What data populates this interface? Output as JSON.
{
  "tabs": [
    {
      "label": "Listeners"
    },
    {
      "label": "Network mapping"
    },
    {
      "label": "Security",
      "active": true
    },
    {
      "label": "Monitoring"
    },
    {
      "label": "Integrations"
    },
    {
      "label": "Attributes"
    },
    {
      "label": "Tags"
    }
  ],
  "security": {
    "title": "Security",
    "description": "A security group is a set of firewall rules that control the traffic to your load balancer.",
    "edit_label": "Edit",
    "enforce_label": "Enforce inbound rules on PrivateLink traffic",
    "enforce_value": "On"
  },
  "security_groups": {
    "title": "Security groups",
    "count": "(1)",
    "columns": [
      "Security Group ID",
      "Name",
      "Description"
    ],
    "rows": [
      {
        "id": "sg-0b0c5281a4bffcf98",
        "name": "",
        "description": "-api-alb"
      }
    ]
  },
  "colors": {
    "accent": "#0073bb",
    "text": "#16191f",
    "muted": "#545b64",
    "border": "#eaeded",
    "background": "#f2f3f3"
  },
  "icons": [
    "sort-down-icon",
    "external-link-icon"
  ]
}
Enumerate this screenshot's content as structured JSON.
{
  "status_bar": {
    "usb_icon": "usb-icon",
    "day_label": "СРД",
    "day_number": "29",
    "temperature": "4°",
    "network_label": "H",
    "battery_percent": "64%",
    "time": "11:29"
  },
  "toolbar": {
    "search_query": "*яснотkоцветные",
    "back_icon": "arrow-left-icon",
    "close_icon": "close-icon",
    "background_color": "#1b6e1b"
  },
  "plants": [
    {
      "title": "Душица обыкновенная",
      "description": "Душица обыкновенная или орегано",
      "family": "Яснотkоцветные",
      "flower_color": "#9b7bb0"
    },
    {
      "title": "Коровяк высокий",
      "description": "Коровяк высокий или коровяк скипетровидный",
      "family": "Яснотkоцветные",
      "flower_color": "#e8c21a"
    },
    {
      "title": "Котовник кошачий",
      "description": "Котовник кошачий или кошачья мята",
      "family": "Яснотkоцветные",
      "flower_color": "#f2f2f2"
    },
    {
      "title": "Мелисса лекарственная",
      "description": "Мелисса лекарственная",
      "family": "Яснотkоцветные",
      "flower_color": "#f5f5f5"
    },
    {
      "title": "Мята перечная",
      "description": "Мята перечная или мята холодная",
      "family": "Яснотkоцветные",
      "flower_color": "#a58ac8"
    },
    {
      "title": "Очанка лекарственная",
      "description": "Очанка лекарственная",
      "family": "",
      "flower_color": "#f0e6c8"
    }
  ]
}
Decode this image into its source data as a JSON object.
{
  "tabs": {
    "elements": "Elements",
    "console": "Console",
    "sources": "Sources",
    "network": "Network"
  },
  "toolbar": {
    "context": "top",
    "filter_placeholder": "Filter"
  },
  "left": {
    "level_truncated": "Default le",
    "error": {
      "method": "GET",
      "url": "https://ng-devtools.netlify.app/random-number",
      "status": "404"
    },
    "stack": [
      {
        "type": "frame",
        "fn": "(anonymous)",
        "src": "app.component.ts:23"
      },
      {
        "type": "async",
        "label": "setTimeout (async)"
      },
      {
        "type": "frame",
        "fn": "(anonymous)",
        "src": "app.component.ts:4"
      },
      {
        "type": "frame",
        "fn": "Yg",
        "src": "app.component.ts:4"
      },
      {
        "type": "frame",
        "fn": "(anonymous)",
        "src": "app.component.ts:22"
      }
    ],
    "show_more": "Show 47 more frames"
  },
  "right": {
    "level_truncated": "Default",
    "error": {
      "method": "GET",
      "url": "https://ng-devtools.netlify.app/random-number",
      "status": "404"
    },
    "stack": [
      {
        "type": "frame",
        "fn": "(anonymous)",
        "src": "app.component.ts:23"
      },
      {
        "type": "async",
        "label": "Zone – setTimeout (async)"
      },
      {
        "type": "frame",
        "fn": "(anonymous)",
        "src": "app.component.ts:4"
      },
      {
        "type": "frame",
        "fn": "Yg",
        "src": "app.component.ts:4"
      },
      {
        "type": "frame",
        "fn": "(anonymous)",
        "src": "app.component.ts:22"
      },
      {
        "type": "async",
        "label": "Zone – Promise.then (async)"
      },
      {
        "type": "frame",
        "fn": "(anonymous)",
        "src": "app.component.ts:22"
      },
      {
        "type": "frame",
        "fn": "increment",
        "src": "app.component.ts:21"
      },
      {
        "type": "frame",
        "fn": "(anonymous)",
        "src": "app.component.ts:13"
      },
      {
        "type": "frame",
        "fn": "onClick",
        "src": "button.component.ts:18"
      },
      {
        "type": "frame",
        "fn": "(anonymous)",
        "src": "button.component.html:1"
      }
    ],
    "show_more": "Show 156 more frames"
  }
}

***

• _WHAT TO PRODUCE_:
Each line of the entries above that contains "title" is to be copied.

• _ANSWER TO THIS PROBLEM_:
    "title": "Security",
    "title": "Security groups",
      "title": "Душица обыкновенная",
      "title": "Коровяк высокий",
      "title": "Котовник кошачий",
      "title": "Мелисса лекарственная",
      "title": "Мята перечная",
      "title": "Очанка лекарственная",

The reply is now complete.